What the task asks
Each line of the data that mentions the string "vous" needs to be identified and copied.

[Items listed in a dataset]
++++++

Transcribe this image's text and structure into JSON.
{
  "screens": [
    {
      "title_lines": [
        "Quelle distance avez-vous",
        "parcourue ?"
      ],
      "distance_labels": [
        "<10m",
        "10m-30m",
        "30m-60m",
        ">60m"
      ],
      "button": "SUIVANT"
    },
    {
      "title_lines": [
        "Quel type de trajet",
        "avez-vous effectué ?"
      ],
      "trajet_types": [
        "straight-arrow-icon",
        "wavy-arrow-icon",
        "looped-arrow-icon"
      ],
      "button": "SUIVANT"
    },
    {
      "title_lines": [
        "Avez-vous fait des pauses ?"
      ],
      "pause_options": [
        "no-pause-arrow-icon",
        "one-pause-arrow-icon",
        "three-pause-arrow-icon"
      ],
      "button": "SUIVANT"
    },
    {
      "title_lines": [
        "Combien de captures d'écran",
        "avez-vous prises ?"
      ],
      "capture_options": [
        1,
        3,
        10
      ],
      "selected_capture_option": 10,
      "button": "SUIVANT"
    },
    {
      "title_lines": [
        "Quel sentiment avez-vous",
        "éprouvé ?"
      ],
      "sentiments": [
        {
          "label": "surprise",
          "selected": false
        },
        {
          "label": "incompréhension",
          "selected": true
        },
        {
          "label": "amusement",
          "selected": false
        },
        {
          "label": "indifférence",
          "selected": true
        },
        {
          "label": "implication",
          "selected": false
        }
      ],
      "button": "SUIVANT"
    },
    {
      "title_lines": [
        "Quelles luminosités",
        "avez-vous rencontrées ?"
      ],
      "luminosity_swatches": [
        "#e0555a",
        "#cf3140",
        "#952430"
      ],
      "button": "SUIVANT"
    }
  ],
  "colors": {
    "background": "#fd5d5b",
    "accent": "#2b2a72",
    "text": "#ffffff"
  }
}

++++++

Expected answer
        "Quelle distance avez-vous",
        "avez-vous effectué ?"
        "Avez-vous fait des pauses ?"
        "avez-vous prises ?"
        "Quel sentiment avez-vous",
        "avez-vous rencontrées ?"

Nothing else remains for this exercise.